[Component data from apps and pages]
'''
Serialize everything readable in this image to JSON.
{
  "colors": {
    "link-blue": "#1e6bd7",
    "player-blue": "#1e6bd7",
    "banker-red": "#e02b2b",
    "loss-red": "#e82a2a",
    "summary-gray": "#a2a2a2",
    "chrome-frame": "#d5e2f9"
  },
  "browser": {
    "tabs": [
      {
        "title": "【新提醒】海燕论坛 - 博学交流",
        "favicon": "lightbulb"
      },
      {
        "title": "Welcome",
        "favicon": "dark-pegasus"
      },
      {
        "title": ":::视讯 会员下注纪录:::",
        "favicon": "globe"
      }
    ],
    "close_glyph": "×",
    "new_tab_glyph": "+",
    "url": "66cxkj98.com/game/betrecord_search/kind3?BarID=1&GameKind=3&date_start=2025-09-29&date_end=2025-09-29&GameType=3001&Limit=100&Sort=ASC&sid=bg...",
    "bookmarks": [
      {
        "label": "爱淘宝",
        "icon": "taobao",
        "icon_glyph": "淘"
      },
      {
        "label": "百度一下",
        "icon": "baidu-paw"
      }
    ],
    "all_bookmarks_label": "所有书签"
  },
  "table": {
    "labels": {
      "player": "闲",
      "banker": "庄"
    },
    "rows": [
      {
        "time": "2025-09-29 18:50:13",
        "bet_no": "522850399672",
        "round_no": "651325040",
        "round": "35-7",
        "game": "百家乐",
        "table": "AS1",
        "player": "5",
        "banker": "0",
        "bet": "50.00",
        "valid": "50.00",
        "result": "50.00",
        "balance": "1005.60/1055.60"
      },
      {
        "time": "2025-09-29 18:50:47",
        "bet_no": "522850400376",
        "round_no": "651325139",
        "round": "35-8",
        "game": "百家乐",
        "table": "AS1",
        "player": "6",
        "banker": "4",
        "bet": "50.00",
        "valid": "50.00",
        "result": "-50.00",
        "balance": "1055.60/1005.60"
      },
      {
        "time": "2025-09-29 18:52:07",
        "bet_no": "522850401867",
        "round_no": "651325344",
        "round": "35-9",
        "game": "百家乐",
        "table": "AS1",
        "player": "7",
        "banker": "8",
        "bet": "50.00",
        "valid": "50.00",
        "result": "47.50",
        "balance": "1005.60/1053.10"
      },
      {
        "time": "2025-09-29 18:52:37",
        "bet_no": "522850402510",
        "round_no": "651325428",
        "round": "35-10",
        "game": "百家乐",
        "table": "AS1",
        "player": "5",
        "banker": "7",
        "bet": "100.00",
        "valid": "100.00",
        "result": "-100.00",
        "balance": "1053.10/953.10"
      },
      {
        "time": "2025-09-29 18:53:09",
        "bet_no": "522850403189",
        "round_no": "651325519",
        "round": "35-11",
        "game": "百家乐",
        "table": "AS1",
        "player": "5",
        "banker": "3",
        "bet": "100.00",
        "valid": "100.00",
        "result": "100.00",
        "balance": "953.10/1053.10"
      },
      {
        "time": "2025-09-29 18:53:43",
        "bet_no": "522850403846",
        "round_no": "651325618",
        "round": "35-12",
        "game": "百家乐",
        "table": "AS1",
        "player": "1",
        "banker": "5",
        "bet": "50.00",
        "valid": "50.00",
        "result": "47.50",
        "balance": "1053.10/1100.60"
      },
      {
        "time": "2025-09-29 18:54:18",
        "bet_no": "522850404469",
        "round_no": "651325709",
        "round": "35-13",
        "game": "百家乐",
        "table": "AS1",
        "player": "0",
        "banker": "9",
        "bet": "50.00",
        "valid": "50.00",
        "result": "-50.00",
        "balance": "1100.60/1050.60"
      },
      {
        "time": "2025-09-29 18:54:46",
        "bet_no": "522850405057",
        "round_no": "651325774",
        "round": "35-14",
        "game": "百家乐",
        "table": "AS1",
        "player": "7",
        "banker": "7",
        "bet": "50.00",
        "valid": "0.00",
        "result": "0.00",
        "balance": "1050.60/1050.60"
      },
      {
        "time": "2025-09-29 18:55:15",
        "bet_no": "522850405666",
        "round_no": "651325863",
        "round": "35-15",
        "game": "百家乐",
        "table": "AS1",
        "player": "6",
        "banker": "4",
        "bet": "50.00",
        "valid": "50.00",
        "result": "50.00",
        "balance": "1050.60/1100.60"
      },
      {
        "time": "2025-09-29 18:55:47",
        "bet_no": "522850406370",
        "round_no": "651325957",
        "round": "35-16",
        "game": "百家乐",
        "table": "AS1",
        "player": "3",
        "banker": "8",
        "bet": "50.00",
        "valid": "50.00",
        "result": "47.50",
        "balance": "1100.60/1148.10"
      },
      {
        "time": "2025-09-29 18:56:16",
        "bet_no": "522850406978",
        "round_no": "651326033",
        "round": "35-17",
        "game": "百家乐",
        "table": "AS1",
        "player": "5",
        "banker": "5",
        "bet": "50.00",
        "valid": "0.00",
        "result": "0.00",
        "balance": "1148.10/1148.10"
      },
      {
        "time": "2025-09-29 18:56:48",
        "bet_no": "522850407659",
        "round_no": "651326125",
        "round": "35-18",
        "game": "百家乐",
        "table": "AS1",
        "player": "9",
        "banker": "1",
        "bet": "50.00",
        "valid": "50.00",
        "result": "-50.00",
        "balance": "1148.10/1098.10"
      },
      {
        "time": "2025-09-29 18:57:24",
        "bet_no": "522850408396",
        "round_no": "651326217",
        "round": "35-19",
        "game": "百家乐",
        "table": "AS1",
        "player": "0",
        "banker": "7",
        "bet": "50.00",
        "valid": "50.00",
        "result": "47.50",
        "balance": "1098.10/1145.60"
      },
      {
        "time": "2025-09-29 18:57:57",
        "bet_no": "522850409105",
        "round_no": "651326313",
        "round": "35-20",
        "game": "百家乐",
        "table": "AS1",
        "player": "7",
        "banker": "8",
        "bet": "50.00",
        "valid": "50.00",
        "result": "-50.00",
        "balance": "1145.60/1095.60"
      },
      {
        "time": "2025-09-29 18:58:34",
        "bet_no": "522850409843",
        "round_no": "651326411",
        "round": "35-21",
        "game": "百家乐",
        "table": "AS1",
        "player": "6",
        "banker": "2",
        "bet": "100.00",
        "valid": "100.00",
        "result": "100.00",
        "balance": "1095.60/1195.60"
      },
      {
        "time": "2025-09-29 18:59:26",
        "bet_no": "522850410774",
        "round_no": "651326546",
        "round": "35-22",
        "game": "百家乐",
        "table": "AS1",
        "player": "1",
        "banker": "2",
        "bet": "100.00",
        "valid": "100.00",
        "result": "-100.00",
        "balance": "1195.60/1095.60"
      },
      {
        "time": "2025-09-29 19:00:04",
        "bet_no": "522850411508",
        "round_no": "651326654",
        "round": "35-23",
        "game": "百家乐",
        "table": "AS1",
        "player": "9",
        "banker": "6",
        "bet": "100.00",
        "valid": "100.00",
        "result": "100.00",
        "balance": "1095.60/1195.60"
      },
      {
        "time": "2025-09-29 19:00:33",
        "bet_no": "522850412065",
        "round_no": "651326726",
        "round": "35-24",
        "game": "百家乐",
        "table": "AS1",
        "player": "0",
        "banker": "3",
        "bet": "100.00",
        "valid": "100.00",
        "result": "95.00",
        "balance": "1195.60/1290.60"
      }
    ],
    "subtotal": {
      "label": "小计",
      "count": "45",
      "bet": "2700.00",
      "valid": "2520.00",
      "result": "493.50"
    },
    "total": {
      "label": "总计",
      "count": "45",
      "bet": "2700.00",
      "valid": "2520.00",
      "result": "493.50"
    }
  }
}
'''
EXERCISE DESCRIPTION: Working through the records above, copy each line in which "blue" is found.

ANSWER SECTION:
    "link-blue": "#1e6bd7",
    "player-blue": "#1e6bd7",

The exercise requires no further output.